Other uses for waste and revenue generation

South Africa is aiming for 20% waste division by 2019, meaning that a fifth of our waste will be sorted at recycling facilities and repurposed. This is a more sustainable method of waste management as it will generate more revenue for the economy.There are a few ways in which we can repurpose our waste:
    1. Repurposing high energy waste - The Department of Environmental Affairs enacted a new set of waste management regulations in 2017. These laws prohibit hazardous waste with a high energy value from being dumped at landfill sites. This has forced businesses that produce this type of waste to find new ways of repurposing it for alternative uses, which has also strengthened their compliance practices. Such solutions include producing waste-derived fuel (WDF) that can be used as alternatives to fossil fuels and coal.
    2. Waste to energy - It has been said that by 2050, South Africa’s energy needs will have doubled. This means that alternative sources of energy production need to be developed soon. Nuclear energy is highly expensive, not to mention the radioactive waste that is produced. One viable option is to burn the waste and turn it into electrical energy, much like the Scandinavians are successfully doing at the moment. 500 tonnes of waste can be converted into 12.6 megawatts of energy, and will also reduce the volume of waste that ends up in landfills.
    3. Laws and adhering to global standards - South Africa is leading the pack in terms of waste management legislation. One key change that has come into effect is the National Pricing Strategy for Waste Management which hopes to standardise and create a framework for waste management fees. Waste management providers that offer cost-effective and non-landfill disposal options will be favoured for their innovation and alternative revenue generation strategies.

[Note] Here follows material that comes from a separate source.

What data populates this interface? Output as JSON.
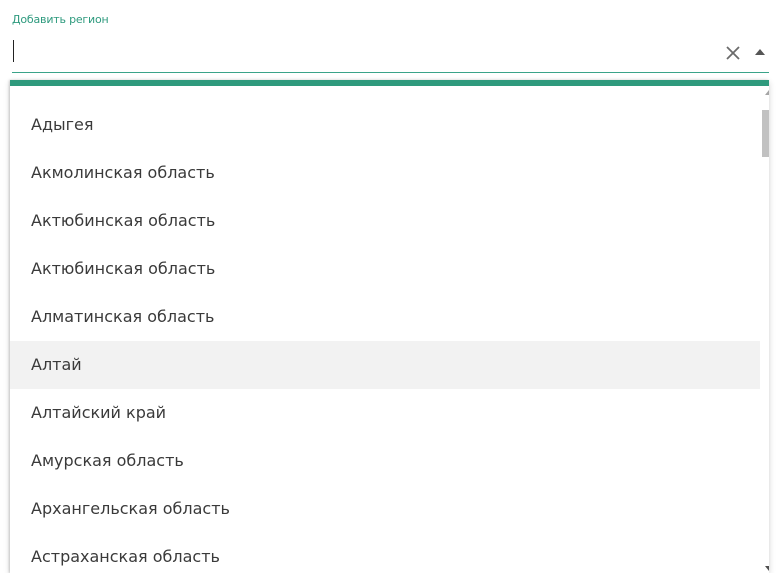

The local waste sector is growing rapidly and is meeting many global standards, but the slow growth of the South African economy is hindering the progress. That is why innovative solutions that are cost-effective are needed. Understanding the main challenges and tackling them with viable long-term solutions will take South Africa’s waste industry into a profitable future.___Averda is a leading waste management provider with over 50 years of experience across three continents. Through growth, transformation and engagement, we strive to find new ways of managing waste while protecting the community and environment. ___By pairing international expertise with local insights, we have secured our position as one of South Africa’s most respected providers of waste management and industrial cleaning services. We also operate in the recycling, infrastructure inspection, hydro-demolition, high-pressure water jetting and catalyst handling industries. ___Follow us Facebook, Twitter and LinkedIn for the best tips on recycling and the latest industry news. See our Instagram and YouTube channels for more insights into environmental affairs and our work with local communities.